EXERCISE DIRECTIONS
Nothing but the data, repeated exactly, belongs in the answer.

[Data excerpts]
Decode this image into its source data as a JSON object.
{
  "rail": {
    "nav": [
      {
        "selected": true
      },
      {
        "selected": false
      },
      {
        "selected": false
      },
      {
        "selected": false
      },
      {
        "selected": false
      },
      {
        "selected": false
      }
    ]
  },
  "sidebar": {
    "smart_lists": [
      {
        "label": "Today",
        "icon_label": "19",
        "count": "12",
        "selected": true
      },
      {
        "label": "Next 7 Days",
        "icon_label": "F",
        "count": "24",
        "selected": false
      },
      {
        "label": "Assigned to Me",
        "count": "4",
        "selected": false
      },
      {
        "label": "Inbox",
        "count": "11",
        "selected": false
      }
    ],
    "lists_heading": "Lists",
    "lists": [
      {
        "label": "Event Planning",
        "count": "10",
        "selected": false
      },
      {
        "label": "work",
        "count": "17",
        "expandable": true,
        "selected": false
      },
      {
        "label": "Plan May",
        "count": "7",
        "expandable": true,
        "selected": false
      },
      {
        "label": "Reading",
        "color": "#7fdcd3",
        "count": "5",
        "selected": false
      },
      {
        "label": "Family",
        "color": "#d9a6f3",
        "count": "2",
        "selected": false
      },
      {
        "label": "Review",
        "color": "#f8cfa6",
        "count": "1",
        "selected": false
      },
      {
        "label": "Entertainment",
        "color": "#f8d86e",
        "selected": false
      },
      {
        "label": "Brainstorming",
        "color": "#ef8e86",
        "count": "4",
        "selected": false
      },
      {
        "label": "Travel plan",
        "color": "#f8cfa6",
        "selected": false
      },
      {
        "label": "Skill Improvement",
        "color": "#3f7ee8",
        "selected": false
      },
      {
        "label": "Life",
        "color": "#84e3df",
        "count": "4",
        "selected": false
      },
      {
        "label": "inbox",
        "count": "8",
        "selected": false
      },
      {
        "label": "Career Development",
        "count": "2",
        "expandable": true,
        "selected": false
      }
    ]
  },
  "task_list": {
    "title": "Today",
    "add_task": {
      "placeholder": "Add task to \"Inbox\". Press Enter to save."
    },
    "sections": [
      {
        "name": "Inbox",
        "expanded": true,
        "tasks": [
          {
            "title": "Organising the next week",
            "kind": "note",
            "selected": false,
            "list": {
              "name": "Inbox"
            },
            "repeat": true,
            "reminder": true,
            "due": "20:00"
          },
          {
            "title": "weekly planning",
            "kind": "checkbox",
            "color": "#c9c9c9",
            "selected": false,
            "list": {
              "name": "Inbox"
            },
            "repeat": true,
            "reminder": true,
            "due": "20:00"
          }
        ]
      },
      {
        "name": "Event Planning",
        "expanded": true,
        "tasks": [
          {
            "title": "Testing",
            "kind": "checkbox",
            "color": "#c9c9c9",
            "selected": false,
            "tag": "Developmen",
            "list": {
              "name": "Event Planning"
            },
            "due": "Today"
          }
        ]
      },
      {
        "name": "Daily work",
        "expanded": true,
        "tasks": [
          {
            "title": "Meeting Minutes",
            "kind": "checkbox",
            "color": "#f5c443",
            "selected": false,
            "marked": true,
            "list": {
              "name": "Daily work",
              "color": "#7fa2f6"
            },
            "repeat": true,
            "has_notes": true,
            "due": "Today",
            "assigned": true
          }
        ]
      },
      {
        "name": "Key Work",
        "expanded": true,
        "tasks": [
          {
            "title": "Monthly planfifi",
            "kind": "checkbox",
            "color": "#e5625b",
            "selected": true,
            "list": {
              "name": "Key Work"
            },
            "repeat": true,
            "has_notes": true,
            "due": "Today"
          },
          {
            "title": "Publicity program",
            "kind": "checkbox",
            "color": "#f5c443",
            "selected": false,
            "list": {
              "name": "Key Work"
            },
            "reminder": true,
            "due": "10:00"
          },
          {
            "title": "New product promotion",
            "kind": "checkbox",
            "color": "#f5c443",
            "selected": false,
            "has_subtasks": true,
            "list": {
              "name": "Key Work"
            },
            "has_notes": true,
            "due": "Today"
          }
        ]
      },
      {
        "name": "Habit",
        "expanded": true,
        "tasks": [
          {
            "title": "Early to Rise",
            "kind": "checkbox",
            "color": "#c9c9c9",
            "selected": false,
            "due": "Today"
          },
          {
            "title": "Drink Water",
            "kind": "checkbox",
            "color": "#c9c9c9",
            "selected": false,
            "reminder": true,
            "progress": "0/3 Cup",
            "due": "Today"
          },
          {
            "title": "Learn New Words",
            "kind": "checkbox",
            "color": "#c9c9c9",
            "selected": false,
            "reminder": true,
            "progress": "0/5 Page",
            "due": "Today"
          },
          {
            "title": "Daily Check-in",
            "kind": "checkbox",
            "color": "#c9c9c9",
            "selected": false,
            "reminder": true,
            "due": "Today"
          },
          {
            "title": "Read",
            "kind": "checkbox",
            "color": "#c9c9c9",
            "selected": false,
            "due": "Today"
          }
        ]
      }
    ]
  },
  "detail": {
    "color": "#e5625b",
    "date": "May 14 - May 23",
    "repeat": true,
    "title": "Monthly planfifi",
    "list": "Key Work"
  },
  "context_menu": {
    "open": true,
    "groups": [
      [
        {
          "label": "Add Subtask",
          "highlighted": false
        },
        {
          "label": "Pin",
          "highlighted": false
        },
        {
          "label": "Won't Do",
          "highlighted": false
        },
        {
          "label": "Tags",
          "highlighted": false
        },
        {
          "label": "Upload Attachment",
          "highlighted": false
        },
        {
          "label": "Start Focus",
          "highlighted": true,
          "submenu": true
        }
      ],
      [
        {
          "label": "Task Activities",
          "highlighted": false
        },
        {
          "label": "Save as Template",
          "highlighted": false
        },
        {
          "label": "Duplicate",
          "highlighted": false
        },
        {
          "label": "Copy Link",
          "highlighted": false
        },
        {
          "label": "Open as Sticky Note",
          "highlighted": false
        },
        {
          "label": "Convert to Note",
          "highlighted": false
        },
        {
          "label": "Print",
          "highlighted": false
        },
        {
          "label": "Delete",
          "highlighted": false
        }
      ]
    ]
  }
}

SOLUTION TO THE EXERCISE
Decode this image into its source data as a JSON object.
{
  "rail": {
    "nav": [
      {
        "selected": true
      },
      {
        "selected": false
      },
      {
        "selected": false
      },
      {
        "selected": false
      },
      {
        "selected": false
      },
      {
        "selected": false
      }
    ]
  },
  "sidebar": {
    "smart_lists": [
      {
        "label": "Today",
        "icon_label": "19",
        "count": "12",
        "selected": true
      },
      {
        "label": "Next 7 Days",
        "icon_label": "F",
        "count": "24",
        "selected": false
      },
      {
        "label": "Assigned to Me",
        "count": "4",
        "selected": false
      },
      {
        "label": "Inbox",
        "count": "11",
        "selected": false
      }
    ],
    "lists_heading": "Lists",
    "lists": [
      {
        "label": "Event Planning",
        "count": "10",
        "selected": false
      },
      {
        "label": "work",
        "count": "17",
        "expandable": true,
        "selected": false
      },
      {
        "label": "Plan May",
        "count": "7",
        "expandable": true,
        "selected": false
      },
      {
        "label": "Reading",
        "color": "#7fdcd3",
        "count": "5",
        "selected": false
      },
      {
        "label": "Family",
        "color": "#d9a6f3",
        "count": "2",
        "selected": false
      },
      {
        "label": "Review",
        "color": "#f8cfa6",
        "count": "1",
        "selected": false
      },
      {
        "label": "Entertainment",
        "color": "#f8d86e",
        "selected": false
      },
      {
        "label": "Brainstorming",
        "color": "#ef8e86",
        "count": "4",
        "selected": false
      },
      {
        "label": "Travel plan",
        "color": "#f8cfa6",
        "selected": false
      },
      {
        "label": "Skill Improvement",
        "color": "#3f7ee8",
        "selected": false
      },
      {
        "label": "Life",
        "color": "#84e3df",
        "count": "4",
        "selected": false
      },
      {
        "label": "inbox",
        "count": "8",
        "selected": false
      },
      {
        "label": "Career Development",
        "count": "2",
        "expandable": true,
        "selected": false
      }
    ]
  },
  "task_list": {
    "title": "Today",
    "add_task": {
      "placeholder": "Add task to \"Inbox\". Press Enter to save."
    },
    "sections": [
      {
        "name": "Inbox",
        "expanded": true,
        "tasks": [
          {
            "title": "Organising the next week",
            "kind": "note",
            "selected": false,
            "list": {
              "name": "Inbox"
            },
            "repeat": true,
            "reminder": true,
            "due": "20:00"
          },
          {
            "title": "weekly planning",
            "kind": "checkbox",
            "color": "#c9c9c9",
            "selected": false,
            "list": {
              "name": "Inbox"
            },
            "repeat": true,
            "reminder": true,
            "due": "20:00"
          }
        ]
      },
      {
        "name": "Event Planning",
        "expanded": true,
        "tasks": [
          {
            "title": "Testing",
            "kind": "checkbox",
            "color": "#c9c9c9",
            "selected": false,
            "tag": "Developmen",
            "list": {
              "name": "Event Planning"
            },
            "due": "Today"
          }
        ]
      },
      {
        "name": "Daily work",
        "expanded": true,
        "tasks": [
          {
            "title": "Meeting Minutes",
            "kind": "checkbox",
            "color": "#f5c443",
            "selected": false,
            "marked": true,
            "list": {
              "name": "Daily work",
              "color": "#7fa2f6"
            },
            "repeat": true,
            "has_notes": true,
            "due": "Today",
            "assigned": true
          }
        ]
      },
      {
        "name": "Key Work",
        "expanded": true,
        "tasks": [
          {
            "title": "Monthly planfifi",
            "kind": "checkbox",
            "color": "#e5625b",
            "selected": true,
            "list": {
              "name": "Key Work"
            },
            "repeat": true,
            "has_notes": true,
            "due": "Today"
          },
          {
            "title": "Publicity program",
            "kind": "checkbox",
            "color": "#f5c443",
            "selected": false,
            "list": {
              "name": "Key Work"
            },
            "reminder": true,
            "due": "10:00"
          },
          {
            "title": "New product promotion",
            "kind": "checkbox",
            "color": "#f5c443",
            "selected": false,
            "has_subtasks": true,
            "list": {
              "name": "Key Work"
            },
            "has_notes": true,
            "due": "Today"
          }
        ]
      },
      {
        "name": "Habit",
        "expanded": true,
        "tasks": [
          {
            "title": "Early to Rise",
            "kind": "checkbox",
            "color": "#c9c9c9",
            "selected": false,
            "due": "Today"
          },
          {
            "title": "Drink Water",
            "kind": "checkbox",
            "color": "#c9c9c9",
            "selected": false,
            "reminder": true,
            "progress": "0/3 Cup",
            "due": "Today"
          },
          {
            "title": "Learn New Words",
            "kind": "checkbox",
            "color": "#c9c9c9",
            "selected": false,
            "reminder": true,
            "progress": "0/5 Page",
            "due": "Today"
          },
          {
            "title": "Daily Check-in",
            "kind": "checkbox",
            "color": "#c9c9c9",
            "selected": false,
            "reminder": true,
            "due": "Today"
          },
          {
            "title": "Read",
            "kind": "checkbox",
            "color": "#c9c9c9",
            "selected": false,
            "due": "Today"
          }
        ]
      }
    ]
  },
  "detail": {
    "color": "#e5625b",
    "date": "May 14 - May 23",
    "repeat": true,
    "title": "Monthly planfifi",
    "list": "Key Work"
  },
  "context_menu": {
    "open": true,
    "groups": [
      [
        {
          "label": "Add Subtask",
          "highlighted": false
        },
        {
          "label": "Pin",
          "highlighted": false
        },
        {
          "label": "Won't Do",
          "highlighted": false
        },
        {
          "label": "Tags",
          "highlighted": false
        },
        {
          "label": "Upload Attachment",
          "highlighted": false
        },
        {
          "label": "Start Focus",
          "highlighted": true,
          "submenu": true
        }
      ],
      [
        {
          "label": "Task Activities",
          "highlighted": false
        },
        {
          "label": "Save as Template",
          "highlighted": false
        },
        {
          "label": "Duplicate",
          "highlighted": false
        },
        {
          "label": "Copy Link",
          "highlighted": false
        },
        {
          "label": "Open as Sticky Note",
          "highlighted": false
        },
        {
          "label": "Convert to Note",
          "highlighted": false
        },
        {
          "label": "Print",
          "highlighted": false
        },
        {
          "label": "Delete",
          "highlighted": false
        }
      ]
    ]
  }
}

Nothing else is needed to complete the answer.